## TO DO
Compute the number of lines in the following data that include the word "pages", and output that number alone.
»»
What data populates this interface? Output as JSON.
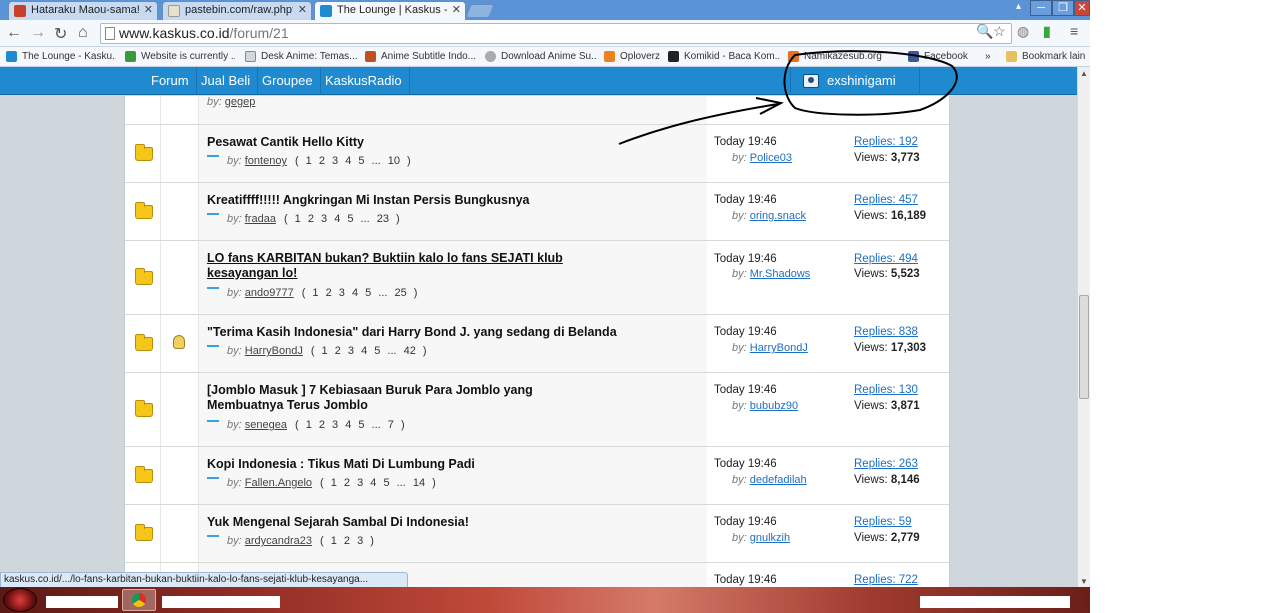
{
  "browser": {
    "tabs": [
      {
        "title": "Hataraku Maou-sama! Ep"
      },
      {
        "title": "pastebin.com/raw.php?i"
      },
      {
        "title": "The Lounge | Kaskus - The"
      }
    ],
    "url_host": "www.kaskus.co.id",
    "url_path": "/forum/21",
    "bookmarks": [
      "The Lounge - Kasku...",
      "Website is currently ...",
      "Desk Anime: Temas...",
      "Anime Subtitle Indo...",
      "Download Anime Su...",
      "Oploverz",
      "Komikid - Baca Kom...",
      "Namikazesub.org |...",
      "Facebook",
      "Bookmark lain"
    ],
    "bookmark_more": "»",
    "status_url": "kaskus.co.id/.../lo-fans-karbitan-bukan-buktiin-kalo-lo-fans-sejati-klub-kesayanga..."
  },
  "kaskus_nav": {
    "items": [
      "Forum",
      "Jual Beli",
      "Groupee",
      "KaskusRadio"
    ],
    "username": "exshinigami"
  },
  "labels": {
    "by": "by:",
    "replies_prefix": "Replies:",
    "views_prefix": "Views:"
  },
  "prev_thread_author": "gegep",
  "threads": [
    {
      "title": "Pesawat Cantik Hello Kitty",
      "author": "fontenoy",
      "pages": "( 1 2 3 4 5 ... 10 )",
      "last_time": "Today 19:46",
      "last_by": "Police03",
      "replies": "192",
      "views": "3,773"
    },
    {
      "title": "Kreatiffff!!!!! Angkringan Mi Instan Persis Bungkusnya",
      "author": "fradaa",
      "pages": "( 1 2 3 4 5 ... 23 )",
      "last_time": "Today 19:46",
      "last_by": "oring.snack",
      "replies": "457",
      "views": "16,189"
    },
    {
      "title": "LO fans KARBITAN bukan? Buktiin kalo lo fans SEJATI klub kesayangan lo!",
      "author": "ando9777",
      "pages": "( 1 2 3 4 5 ... 25 )",
      "last_time": "Today 19:46",
      "last_by": "Mr.Shadows",
      "replies": "494",
      "views": "5,523"
    },
    {
      "title": "\"Terima Kasih Indonesia\" dari Harry Bond J. yang sedang di Belanda",
      "author": "HarryBondJ",
      "pages": "( 1 2 3 4 5 ... 42 )",
      "last_time": "Today 19:46",
      "last_by": "HarryBondJ",
      "replies": "838",
      "views": "17,303"
    },
    {
      "title": "[Jomblo Masuk ] 7 Kebiasaan Buruk Para Jomblo yang Membuatnya Terus Jomblo",
      "author": "senegea",
      "pages": "( 1 2 3 4 5 ... 7 )",
      "last_time": "Today 19:46",
      "last_by": "bububz90",
      "replies": "130",
      "views": "3,871"
    },
    {
      "title": "Kopi Indonesia : Tikus Mati Di Lumbung Padi",
      "author": "Fallen.Angelo",
      "pages": "( 1 2 3 4 5 ... 14 )",
      "last_time": "Today 19:46",
      "last_by": "dedefadilah",
      "replies": "263",
      "views": "8,146"
    },
    {
      "title": "Yuk Mengenal Sejarah Sambal Di Indonesia!",
      "author": "ardycandra23",
      "pages": "( 1 2 3 )",
      "last_time": "Today 19:46",
      "last_by": "gnulkzih",
      "replies": "59",
      "views": "2,779"
    },
    {
      "title": "",
      "author": "",
      "pages": "",
      "last_time": "Today 19:46",
      "last_by": "",
      "replies": "722",
      "views": ""
    }
  ],
  "colors": {
    "kaskus_blue": "#1f8ad0",
    "link_blue": "#1c6fc2",
    "folder_yellow": "#f5c518",
    "chrome_frame": "#5a93d6"
  },
  "icons": [
    "back-icon",
    "forward-icon",
    "reload-icon",
    "home-icon",
    "search-icon",
    "star-icon",
    "menu-icon",
    "folder-icon",
    "avatar-icon"
  ]
}
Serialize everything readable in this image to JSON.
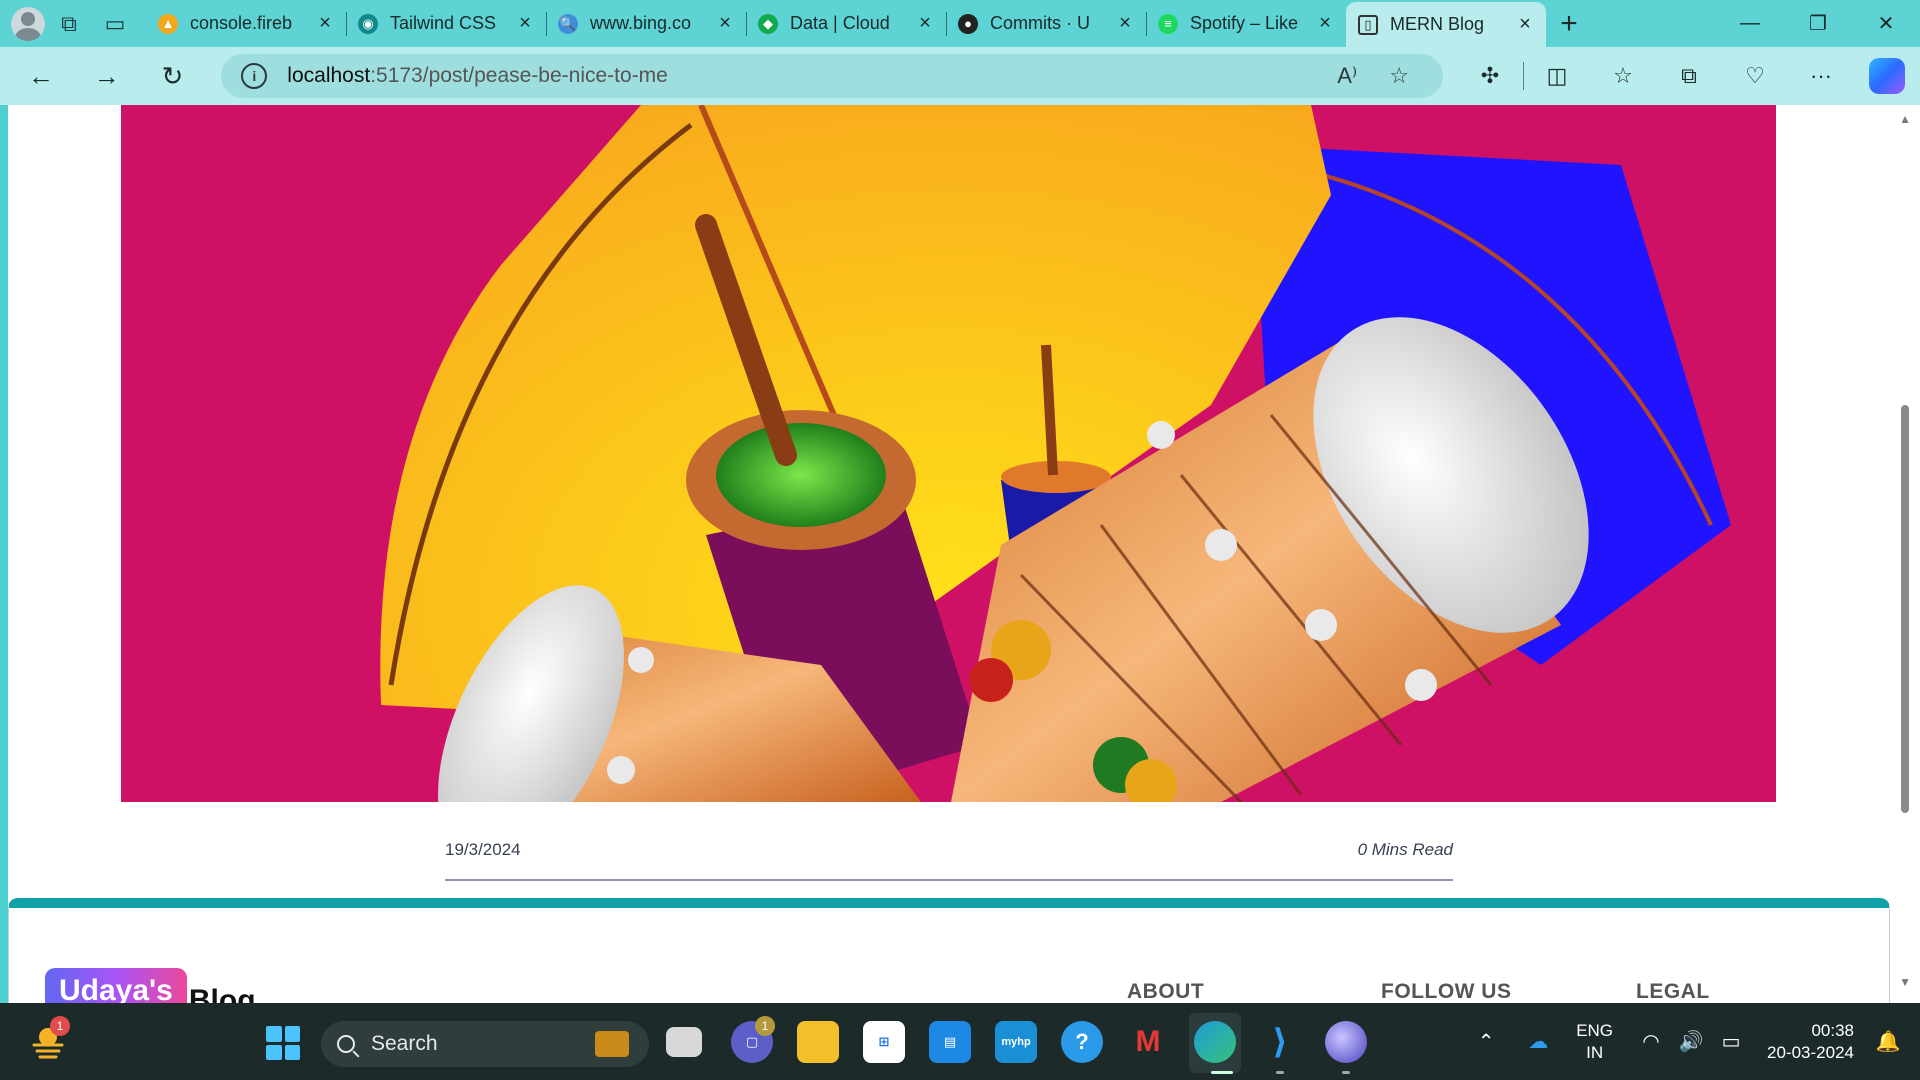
{
  "browser": {
    "tabs": [
      {
        "title": "console.fireb",
        "favicon_color": "#f2a81d",
        "favicon_glyph": "▲"
      },
      {
        "title": "Tailwind CSS",
        "favicon_color": "#0f8a8a",
        "favicon_glyph": "◉"
      },
      {
        "title": "www.bing.co",
        "favicon_color": "#3f8ede",
        "favicon_glyph": "🔍"
      },
      {
        "title": "Data | Cloud",
        "favicon_color": "#13aa52",
        "favicon_glyph": "◆"
      },
      {
        "title": "Commits · U",
        "favicon_color": "#222222",
        "favicon_glyph": "●"
      },
      {
        "title": "Spotify – Like",
        "favicon_color": "#1ed760",
        "favicon_glyph": "≡"
      },
      {
        "title": "MERN Blog",
        "favicon_color": "#b9ecec",
        "favicon_glyph": "▯"
      }
    ],
    "active_tab_index": 6,
    "url_host": "localhost",
    "url_path": ":5173/post/pease-be-nice-to-me"
  },
  "post": {
    "date": "19/3/2024",
    "read_time": "0 Mins Read",
    "hero_image": "festival-drums-kite-illustration"
  },
  "footer": {
    "brand_chip": "Udaya's",
    "brand_text": "Blog",
    "columns": [
      "ABOUT",
      "FOLLOW US",
      "LEGAL"
    ]
  },
  "taskbar": {
    "weather_badge": "1",
    "search_placeholder": "Search",
    "teams_badge": "1",
    "lang_line1": "ENG",
    "lang_line2": "IN",
    "time": "00:38",
    "date": "20-03-2024"
  },
  "colors": {
    "browser_frame": "#5ed3d3",
    "footer_accent": "#0fa3a7",
    "hero_background": "#cf1166"
  }
}
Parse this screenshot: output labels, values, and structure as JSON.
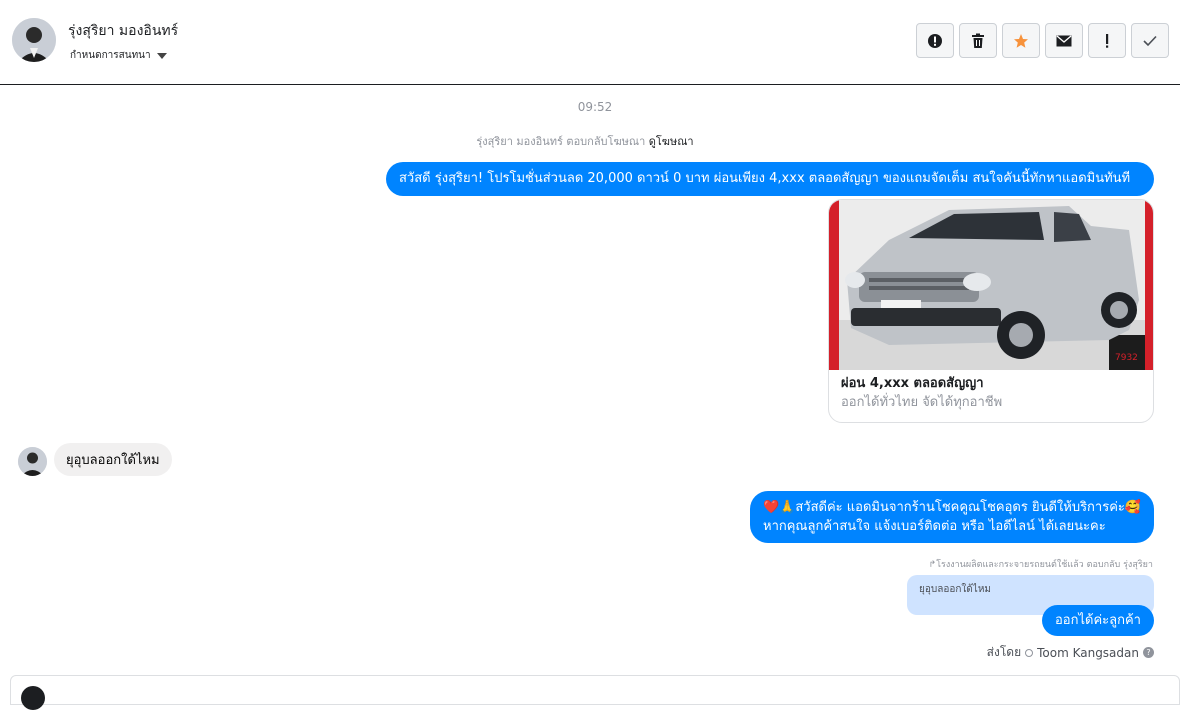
{
  "header": {
    "contact_name": "รุ่งสุริยา มองอินทร์",
    "assign_label": "กำหนดการสนทนา"
  },
  "toolbar": {
    "buttons": [
      {
        "icon": "alert-circle-icon"
      },
      {
        "icon": "trash-icon"
      },
      {
        "icon": "star-icon",
        "color": "#f7923b"
      },
      {
        "icon": "mail-icon"
      },
      {
        "icon": "exclamation-icon"
      },
      {
        "icon": "check-icon"
      }
    ]
  },
  "thread": {
    "timestamp": "09:52",
    "ad_reply_text": "รุ่งสุริยา มองอินทร์ ตอบกลับโฆษณา",
    "ad_reply_link": "ดูโฆษณา",
    "msg1": "สวัสดี รุ่งสุริยา! โปรโมชั่นส่วนลด 20,000 ดาวน์ 0 บาท ผ่อนเพียง 4,xxx ตลอดสัญญา ของแถมจัดเต็ม สนใจคันนี้ทักหาแอดมินทันที",
    "card": {
      "title": "ผ่อน 4,xxx ตลอดสัญญา",
      "subtitle": "ออกได้ทั่วไทย จัดได้ทุกอาชีพ"
    },
    "msg_in": "ยุอุบลออกใด้ไหม",
    "msg2_line1": "❤️🙏สวัสดีค่ะ แอดมินจากร้านโชคคูณโชคอุดร ยินดีให้บริการค่ะ🥰",
    "msg2_line2": "หากคุณลูกค้าสนใจ แจ้งเบอร์ติดต่อ หรือ ไอดีไลน์ ได้เลยนะคะ",
    "reply_meta": "↱โรงงานผลิตและกระจายรถยนต์ใช้แล้ว ตอบกลับ รุ่งสุริยา",
    "quoted_text": "ยุอุบลออกใด้ไหม",
    "msg3": "ออกได้ค่ะลูกค้า",
    "sent_by_label": "ส่งโดย",
    "sent_by_name": "Toom Kangsadan"
  },
  "colors": {
    "accent": "#0084ff",
    "incoming": "#f1f0f0"
  }
}
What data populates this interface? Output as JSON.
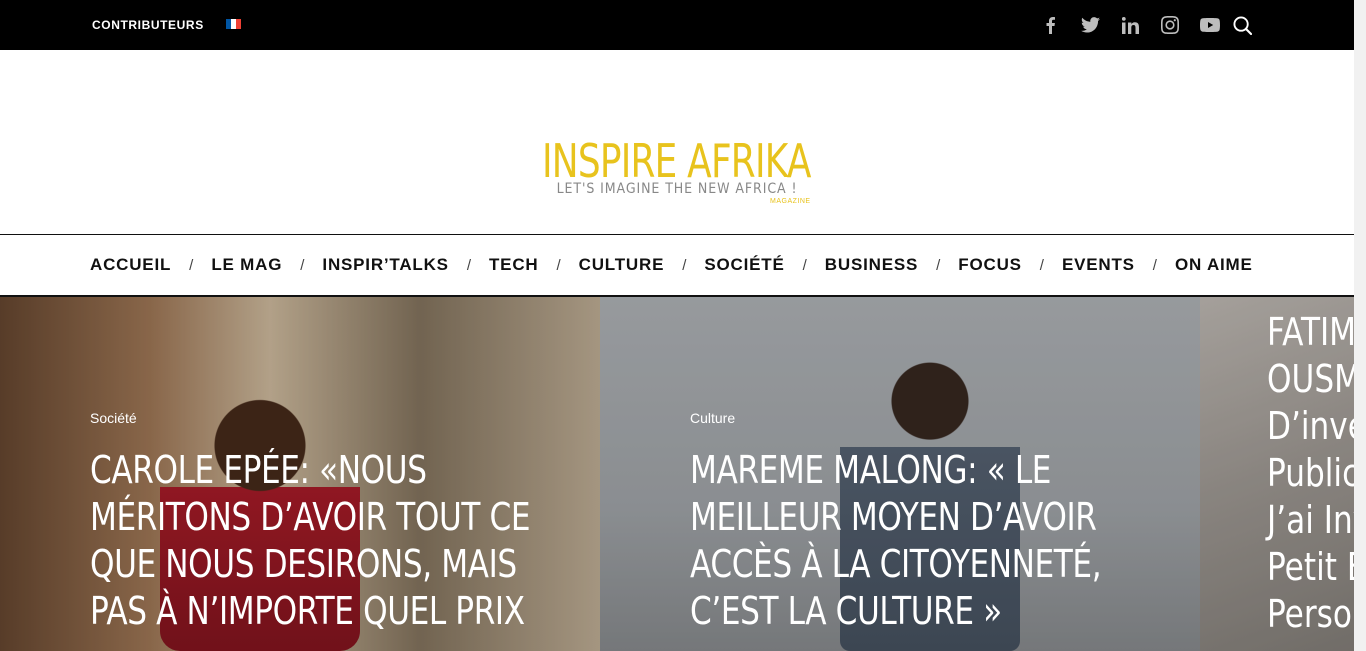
{
  "topbar": {
    "contributors_label": "CONTRIBUTEURS",
    "flag_colors": [
      "#0055a4",
      "#ffffff",
      "#ef4135"
    ],
    "social_icons": [
      "facebook-icon",
      "twitter-icon",
      "linkedin-icon",
      "instagram-icon",
      "youtube-icon"
    ],
    "search_icon": "search-icon"
  },
  "header": {
    "logo_text": "INSPIRE AFRIKA",
    "logo_sub": "MAGAZINE",
    "tagline": "LET'S IMAGINE THE NEW AFRICA !",
    "brand_color": "#e8c31d"
  },
  "nav": {
    "items": [
      {
        "label": "ACCUEIL"
      },
      {
        "label": "LE MAG"
      },
      {
        "label": "INSPIR’TALKS"
      },
      {
        "label": "TECH"
      },
      {
        "label": "CULTURE"
      },
      {
        "label": "SOCIÉTÉ"
      },
      {
        "label": "BUSINESS"
      },
      {
        "label": "FOCUS"
      },
      {
        "label": "EVENTS"
      },
      {
        "label": "ON AIME"
      }
    ],
    "separator": "/"
  },
  "slides": [
    {
      "category": "Société",
      "title_lines": [
        "CAROLE EPÉE: «NOUS",
        "MÉRITONS D’AVOIR TOUT CE",
        "QUE NOUS DESIRONS, MAIS",
        "PAS À N’IMPORTE QUEL PRIX »"
      ]
    },
    {
      "category": "Culture",
      "title_lines": [
        "MAREME MALONG: « LE",
        "MEILLEUR MOYEN D’AVOIR",
        "ACCÈS À LA CITOYENNETÉ,",
        "C’EST LA CULTURE »"
      ]
    },
    {
      "title_lines": [
        "FATIMA",
        "OUSMA",
        "D’inves",
        "Public",
        "J’ai Inv",
        "Petit B",
        "Person"
      ]
    }
  ]
}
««
## ANSWER TO THE PROBLEM
8